Effective date: 20070307

Owner name: LIFENET HEALTH,VIRGINIA

Free format text: CHANGE OF NAME;ASSIGNOR:LIFENET;REEL/FRAME:020288/0872

Effective date: 20070307

AS Assignment

Owner name: LIFENET HEALTH, VIRGINIA

Free format text: CORRECTIVE COVER SHEET TO CORRECT PATENT APPLICATION NUMBERS D471,971 29/148,528 ON ASSIGNMENT PREVIOUSLY RECORDED AT REEL 020288 FRAME 0872.;ASSIGNOR:LIFENET;REEL/FRAME:020462/0781

Effective date: 20070307

Owner name: LIFENET HEALTH,VIRGINIA

Free format text: CORRECTIVE COVER SHEET TO CORRECT PATENT APPLICATION NUMBERS D471,971 29/148,528 ON ASSIGNMENT PREVIOUSLY RECORDED AT REEL 020288 FRAME 0872;ASSIGNOR:LIFENET;REEL/FRAME:020462/0781

Effective date: 20070307

Owner name: LIFENET HEALTH, VIRGINIA

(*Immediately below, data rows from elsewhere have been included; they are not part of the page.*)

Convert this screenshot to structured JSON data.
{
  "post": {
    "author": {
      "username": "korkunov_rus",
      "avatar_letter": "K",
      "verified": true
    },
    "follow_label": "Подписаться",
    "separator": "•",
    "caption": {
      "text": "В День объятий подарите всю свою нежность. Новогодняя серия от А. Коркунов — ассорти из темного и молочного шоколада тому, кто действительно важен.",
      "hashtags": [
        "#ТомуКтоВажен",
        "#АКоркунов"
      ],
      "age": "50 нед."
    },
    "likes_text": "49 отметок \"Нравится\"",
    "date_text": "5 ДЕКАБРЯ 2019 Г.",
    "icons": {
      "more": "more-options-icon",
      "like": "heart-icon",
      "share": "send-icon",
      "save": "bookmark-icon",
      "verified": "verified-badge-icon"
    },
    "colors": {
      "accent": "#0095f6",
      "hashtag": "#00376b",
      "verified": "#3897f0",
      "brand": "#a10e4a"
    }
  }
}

Free format text: CORRECTIVE COVER SHEET TO CORRECT PATENT APPLICATION NUMBERS D471,971 29/148,528 ON ASSIGNMENT PREVIOUSLY RECORDED AT REEL 020288 FRAME 0872;ASSIGNOR:LIFENET;REEL/FRAME:020462/0781

Effective date: 20070307